[[ Provided records, beginning ]]
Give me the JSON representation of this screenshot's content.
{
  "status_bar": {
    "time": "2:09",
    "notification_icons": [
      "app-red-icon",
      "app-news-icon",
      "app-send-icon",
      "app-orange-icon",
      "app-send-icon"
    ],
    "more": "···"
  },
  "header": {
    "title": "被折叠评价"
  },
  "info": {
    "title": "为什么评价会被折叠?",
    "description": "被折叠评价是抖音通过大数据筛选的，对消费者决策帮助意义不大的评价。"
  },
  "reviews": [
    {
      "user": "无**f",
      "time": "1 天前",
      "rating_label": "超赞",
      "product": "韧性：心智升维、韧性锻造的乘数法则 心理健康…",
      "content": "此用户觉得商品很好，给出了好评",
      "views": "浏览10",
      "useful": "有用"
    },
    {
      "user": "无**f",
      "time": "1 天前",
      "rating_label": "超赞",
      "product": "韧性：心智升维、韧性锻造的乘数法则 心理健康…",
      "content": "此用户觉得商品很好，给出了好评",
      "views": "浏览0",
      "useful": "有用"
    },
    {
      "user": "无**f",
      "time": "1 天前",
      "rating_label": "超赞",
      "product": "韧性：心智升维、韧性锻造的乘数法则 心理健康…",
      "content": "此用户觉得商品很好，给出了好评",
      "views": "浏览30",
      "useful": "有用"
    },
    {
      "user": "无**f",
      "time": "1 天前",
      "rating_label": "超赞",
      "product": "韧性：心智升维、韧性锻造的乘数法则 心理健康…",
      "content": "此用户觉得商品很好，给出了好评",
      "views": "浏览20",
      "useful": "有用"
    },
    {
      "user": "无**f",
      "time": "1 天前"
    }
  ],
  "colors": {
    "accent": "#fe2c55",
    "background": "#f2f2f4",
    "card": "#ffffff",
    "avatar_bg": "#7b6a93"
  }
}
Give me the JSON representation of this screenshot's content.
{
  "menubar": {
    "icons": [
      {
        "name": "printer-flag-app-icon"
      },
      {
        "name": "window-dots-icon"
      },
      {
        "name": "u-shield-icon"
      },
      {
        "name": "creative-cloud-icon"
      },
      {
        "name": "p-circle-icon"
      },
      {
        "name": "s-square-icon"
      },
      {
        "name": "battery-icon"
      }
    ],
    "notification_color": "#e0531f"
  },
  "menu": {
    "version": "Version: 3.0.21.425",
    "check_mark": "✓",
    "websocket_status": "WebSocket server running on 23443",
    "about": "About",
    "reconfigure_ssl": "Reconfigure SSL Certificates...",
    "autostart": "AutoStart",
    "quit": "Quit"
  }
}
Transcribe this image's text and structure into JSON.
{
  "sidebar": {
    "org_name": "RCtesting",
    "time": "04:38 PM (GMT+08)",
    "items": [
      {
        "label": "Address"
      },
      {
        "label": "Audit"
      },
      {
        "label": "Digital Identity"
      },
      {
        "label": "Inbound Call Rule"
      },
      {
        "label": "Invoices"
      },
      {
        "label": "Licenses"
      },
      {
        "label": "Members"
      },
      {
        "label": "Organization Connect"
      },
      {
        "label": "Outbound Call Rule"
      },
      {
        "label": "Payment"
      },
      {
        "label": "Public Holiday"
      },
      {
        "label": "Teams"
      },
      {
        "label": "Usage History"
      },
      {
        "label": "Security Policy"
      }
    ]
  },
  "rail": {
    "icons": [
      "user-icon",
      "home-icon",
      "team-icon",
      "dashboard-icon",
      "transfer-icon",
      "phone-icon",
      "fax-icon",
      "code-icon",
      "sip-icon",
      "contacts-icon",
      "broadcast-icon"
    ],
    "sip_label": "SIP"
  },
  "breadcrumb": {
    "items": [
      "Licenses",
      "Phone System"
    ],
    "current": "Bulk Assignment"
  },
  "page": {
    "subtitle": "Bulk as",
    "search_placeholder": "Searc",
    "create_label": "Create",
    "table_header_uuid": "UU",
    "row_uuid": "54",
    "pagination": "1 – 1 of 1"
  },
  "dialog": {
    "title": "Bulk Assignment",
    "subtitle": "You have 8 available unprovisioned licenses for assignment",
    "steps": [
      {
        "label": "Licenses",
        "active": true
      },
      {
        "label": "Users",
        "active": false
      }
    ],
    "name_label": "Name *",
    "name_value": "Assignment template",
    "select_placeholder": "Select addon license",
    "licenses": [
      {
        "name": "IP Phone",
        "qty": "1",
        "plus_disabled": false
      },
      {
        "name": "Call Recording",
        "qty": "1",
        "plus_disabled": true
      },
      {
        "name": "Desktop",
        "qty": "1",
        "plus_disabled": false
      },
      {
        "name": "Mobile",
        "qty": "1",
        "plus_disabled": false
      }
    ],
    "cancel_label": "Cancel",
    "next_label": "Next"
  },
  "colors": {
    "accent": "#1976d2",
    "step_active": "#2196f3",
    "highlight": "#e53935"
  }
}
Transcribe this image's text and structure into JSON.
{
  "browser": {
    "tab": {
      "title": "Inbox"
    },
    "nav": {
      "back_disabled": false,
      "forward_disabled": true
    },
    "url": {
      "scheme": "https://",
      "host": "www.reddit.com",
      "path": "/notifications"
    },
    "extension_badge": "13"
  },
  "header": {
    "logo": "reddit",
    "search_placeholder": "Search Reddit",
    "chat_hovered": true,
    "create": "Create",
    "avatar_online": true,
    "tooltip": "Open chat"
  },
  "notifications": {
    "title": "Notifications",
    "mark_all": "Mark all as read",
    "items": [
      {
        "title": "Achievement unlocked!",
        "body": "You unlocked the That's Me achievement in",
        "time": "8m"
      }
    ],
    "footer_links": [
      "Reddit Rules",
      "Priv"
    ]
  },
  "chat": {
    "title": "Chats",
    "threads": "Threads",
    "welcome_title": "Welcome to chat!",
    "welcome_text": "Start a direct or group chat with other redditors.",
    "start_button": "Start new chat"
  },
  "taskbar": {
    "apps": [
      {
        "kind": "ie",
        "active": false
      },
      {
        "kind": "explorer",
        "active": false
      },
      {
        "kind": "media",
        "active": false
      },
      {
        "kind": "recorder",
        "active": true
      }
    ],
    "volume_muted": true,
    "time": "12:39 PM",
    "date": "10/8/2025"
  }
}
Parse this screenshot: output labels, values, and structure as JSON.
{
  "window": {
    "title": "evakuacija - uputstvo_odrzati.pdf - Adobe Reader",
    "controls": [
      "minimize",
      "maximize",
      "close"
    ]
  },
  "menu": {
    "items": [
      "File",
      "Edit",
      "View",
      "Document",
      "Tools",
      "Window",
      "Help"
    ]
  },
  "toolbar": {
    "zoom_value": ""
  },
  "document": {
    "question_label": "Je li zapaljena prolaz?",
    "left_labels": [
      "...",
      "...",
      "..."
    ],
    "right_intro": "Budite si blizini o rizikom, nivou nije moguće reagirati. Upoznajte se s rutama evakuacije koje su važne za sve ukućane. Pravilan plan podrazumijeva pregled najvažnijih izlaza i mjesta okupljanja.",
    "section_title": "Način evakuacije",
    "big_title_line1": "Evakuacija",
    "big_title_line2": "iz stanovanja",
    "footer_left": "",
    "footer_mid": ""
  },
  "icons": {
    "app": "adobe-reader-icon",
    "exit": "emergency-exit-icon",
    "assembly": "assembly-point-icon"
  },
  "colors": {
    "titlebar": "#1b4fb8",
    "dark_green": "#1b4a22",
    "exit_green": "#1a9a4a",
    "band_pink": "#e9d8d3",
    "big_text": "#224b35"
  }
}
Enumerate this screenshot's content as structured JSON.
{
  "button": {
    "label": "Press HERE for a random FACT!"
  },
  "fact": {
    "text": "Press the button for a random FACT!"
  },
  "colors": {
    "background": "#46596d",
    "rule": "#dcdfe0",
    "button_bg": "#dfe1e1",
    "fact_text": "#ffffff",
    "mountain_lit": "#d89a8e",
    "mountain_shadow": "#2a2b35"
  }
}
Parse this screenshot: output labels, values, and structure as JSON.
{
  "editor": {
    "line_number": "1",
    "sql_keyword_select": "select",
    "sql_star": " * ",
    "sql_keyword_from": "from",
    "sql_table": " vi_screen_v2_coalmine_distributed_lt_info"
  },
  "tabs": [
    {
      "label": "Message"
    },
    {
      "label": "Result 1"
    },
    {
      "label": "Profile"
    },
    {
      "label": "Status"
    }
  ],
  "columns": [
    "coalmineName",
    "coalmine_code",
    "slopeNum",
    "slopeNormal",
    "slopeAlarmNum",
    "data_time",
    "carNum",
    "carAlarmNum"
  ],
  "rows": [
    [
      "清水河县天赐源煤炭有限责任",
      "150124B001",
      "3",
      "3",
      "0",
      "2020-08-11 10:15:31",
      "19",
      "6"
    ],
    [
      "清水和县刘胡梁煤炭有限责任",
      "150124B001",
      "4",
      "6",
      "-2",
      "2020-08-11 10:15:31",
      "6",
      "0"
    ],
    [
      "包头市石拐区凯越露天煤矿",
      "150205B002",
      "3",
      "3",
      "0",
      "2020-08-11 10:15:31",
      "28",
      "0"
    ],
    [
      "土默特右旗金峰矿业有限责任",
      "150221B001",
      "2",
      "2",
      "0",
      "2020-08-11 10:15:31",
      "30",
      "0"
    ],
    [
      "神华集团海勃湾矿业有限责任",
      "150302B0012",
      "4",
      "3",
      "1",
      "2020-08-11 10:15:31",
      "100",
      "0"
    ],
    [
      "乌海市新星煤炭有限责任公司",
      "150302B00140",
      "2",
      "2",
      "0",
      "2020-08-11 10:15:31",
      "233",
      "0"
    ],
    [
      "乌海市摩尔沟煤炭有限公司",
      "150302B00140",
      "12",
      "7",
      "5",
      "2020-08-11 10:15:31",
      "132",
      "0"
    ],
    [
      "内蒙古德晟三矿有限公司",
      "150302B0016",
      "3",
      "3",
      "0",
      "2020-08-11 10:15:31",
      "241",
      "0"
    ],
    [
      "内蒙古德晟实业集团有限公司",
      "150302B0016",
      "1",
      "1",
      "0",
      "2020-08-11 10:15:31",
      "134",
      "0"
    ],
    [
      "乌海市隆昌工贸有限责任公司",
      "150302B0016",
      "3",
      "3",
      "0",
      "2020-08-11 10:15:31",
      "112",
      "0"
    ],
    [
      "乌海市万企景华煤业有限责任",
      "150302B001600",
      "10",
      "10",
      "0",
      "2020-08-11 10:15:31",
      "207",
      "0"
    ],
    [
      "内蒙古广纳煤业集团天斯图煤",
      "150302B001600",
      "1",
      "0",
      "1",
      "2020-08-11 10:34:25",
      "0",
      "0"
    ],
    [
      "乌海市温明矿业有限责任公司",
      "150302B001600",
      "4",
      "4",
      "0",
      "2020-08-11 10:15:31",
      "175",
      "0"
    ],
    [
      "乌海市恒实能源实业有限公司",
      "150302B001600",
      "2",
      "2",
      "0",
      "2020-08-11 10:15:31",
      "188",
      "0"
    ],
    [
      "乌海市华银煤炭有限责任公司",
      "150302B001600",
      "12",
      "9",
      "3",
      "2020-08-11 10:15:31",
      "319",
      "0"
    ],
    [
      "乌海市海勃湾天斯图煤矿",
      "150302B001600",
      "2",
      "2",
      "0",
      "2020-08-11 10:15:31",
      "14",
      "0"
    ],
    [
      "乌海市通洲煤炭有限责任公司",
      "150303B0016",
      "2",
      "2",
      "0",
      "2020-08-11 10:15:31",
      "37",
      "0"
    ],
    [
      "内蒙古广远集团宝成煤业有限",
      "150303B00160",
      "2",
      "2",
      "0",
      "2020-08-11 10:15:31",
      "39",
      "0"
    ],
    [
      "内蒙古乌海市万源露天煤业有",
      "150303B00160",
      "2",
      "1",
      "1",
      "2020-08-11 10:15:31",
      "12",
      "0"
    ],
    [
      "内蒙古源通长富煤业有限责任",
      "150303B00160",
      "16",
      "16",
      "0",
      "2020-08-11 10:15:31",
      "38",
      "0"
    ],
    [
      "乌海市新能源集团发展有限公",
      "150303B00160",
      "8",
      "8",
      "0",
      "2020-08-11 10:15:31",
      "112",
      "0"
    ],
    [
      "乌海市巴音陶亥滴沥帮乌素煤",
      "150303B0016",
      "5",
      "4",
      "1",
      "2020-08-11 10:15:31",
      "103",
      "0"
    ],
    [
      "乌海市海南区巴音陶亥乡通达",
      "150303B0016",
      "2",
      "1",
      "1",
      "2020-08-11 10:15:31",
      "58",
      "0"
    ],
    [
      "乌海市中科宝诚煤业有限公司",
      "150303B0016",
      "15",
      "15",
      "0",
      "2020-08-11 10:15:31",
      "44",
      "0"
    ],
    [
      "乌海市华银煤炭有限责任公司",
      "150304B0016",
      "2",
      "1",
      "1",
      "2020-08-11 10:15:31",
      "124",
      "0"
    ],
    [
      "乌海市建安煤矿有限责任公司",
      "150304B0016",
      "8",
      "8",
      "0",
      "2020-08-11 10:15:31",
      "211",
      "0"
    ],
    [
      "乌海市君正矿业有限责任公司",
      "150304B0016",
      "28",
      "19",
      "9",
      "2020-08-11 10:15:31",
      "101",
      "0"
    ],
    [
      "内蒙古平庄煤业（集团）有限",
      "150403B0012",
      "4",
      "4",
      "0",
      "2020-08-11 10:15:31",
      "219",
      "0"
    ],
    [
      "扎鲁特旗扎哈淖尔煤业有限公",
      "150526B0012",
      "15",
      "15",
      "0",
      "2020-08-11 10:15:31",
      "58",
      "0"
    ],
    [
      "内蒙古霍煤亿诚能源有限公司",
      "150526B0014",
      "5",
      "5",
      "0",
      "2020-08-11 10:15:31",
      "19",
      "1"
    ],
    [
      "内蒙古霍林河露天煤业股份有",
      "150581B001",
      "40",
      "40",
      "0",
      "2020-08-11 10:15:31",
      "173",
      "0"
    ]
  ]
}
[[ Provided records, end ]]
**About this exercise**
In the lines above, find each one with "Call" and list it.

**Exercise answer**
        "label": "Inbound Call Rule"
        "label": "Outbound Call Rule"
        "name": "Call Recording",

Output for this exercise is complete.